"Yes, sweetie, what do you need?" Rosa asked.

"Can you pick me up?"

"From where?"

"From the police station. I just got arrested."

"What?!" Rosa was freaking out. Her perfect boy, getting arrested? How was he going to get a job now? Nobody would hire a guy with a criminal record. She got on a bus and rode that to the police station, not caring that people glared at her and refused to let her sit down throughout the journey. She needed to see her son.

"Felix! Where's my Felix?" Rosa asked, bursting through the door. Spotting her son, she rushed over to hug him. "Oh, thank goodness you're OK! The policemen didn't hurt you, did they? Are you facing any charges? I could sue the department for police brutality if they laid a finger on you."

"No, it's my first time and they didn't touch me," Felix answered. "I think you can sign the release papers at the front desk, Mum." Rosa nodded, signed the necessary forms and got out of the police station quickly, staring at the ground as she dragged her son home. As she walked, she thought about how she didn't think that it would be Felix in prison. She thought it would be Ophelia, the bad one. She always thought that people with disabilities were more likely to commit crimes than normal people.

"What were you thinking?" Rosa scolded. "Stealing from the store? Getting arrested? I thought you would be getting milk and bread!" Felix hung his head in shame. A scolding like this was what Felix should have had while misbehaving at a much younger age, during his formative years. But it was a case of too little, too late with Felix Fairburn.


Four months later, Felix and Rosa were being escorted out of their house by bailiffs. Both were sobbing as their stuff was put into moving vans. "Please don't evict us!" Felix sobbed. "We didn't do anything wrong!"

"You didn't pay your rent for three months straight," a bailiff grunted. "That is grounds for eviction, as per the terms of your lease."

"But it's so hard to pay rent for me these days!" Rosa wailed. "My income can only pay for gas and water and food!
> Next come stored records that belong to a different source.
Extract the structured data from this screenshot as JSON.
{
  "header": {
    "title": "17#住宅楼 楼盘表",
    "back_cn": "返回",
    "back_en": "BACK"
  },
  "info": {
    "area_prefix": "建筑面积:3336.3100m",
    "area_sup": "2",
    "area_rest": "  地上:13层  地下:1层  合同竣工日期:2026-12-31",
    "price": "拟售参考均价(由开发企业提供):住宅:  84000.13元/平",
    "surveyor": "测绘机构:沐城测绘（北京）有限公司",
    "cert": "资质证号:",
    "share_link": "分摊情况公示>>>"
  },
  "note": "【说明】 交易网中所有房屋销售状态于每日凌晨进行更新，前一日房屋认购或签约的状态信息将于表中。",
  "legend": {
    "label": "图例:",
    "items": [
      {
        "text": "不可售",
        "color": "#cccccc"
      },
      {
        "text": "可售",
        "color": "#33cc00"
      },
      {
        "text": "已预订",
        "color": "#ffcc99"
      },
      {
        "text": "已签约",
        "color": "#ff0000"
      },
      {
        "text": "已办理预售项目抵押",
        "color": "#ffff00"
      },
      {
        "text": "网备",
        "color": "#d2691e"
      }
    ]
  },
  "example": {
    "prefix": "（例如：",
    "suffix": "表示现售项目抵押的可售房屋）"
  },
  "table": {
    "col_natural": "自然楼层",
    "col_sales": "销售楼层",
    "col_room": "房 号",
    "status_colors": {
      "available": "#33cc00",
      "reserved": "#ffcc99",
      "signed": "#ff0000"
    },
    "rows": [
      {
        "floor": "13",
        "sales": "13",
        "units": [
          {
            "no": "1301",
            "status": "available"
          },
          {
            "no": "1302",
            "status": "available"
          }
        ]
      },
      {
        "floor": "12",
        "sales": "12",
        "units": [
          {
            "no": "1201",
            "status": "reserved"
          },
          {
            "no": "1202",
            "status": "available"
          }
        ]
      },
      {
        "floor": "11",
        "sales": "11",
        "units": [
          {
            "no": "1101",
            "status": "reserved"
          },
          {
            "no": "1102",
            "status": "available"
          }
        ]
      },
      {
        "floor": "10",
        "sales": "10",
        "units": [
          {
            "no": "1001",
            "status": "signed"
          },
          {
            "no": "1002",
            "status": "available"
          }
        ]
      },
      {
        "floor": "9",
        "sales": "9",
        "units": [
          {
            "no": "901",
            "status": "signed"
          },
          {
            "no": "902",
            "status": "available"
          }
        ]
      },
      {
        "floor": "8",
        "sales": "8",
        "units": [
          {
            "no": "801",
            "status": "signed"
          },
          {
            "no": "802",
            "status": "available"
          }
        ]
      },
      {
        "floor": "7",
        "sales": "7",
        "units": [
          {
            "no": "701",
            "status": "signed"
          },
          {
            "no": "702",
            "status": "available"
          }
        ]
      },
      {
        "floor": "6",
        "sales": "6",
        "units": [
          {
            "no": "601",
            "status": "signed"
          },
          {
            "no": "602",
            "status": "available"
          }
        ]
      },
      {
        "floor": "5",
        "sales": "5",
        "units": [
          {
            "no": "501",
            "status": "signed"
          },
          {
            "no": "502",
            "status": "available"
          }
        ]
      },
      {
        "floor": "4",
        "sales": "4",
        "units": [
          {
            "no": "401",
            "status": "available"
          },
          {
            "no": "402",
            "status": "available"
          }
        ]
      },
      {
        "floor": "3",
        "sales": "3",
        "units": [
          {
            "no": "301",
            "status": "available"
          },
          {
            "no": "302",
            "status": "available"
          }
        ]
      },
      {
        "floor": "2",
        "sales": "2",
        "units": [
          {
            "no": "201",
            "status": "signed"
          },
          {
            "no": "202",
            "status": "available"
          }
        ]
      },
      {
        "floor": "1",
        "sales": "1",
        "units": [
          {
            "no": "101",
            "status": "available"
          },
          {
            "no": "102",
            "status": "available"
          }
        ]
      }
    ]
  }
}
There's no money left for rent and nobody's going to lend us any!"

"I wonder why," another bailiff muttered. "Look, if you have no family or friends to turn to, there's a homeless shelter you can go to on the south side of town. They'll take you in and give you a bed and three meals a day, no questions asked."

"But the south side of town is where all the crime is," Felix complained. "It's creepy." Although Felix wasn't exactly against a bit of petty theft and low-level crime, the hardened criminals truly scared him. What they could do to him, what they were capable of getting away with if they wanted to. It sent a chill down his spine.

"Beggars can't be choosers, kid," a third bailiff muttered, as he hauled boxes into a white van. "Take it or freeze on the streets every night. You decide."

"Where is it?" Felix asked. "The homeless shelter's address and stuff." The bailiff rummaged around in his pocket and pulled out a crumpled scrap of paper. Felix read it and sighed.

"Mum, come with me," Felix muttered, taking his frail mother by the hand and leading her to the homeless shelter.


Felix and Rosa never got out of the homeless shelter. They never had the thing they wanted and needed all the time: money. They needed it to pay for a flat, and in their wildest dreams, wanted Ophelia's money to pay for a luxurious mansion with servants and a multitude of rooms. They still dreamed of Ophelia coming around and paying for everything they wanted, everything they deserved. Rosa and Felix Fairburn both believed they deserved what they never worked for, right up to the end.

Gareth Fairburn, the father, slipped into the shadows of the underworld, drinking his days away and dreaming of the life he could have had if he'd shown his daughter as much affection as his son. Eventually, his lifestyle caught up to him, he died and was buried in an unmarked grave with no headstone. His estranged wife and son never knew what happened to him.

Ophelia lived longer than all of them, and screwed them over from beyond the grave by leaving a total of £3 to them so they got one pound each. However, when she heard, on her death bed, that her parents and brother were dead, she left an instruction in her will before she died that her lawyer should convert this money into American dollars and give it to the next homeless person he saw going home, which he did.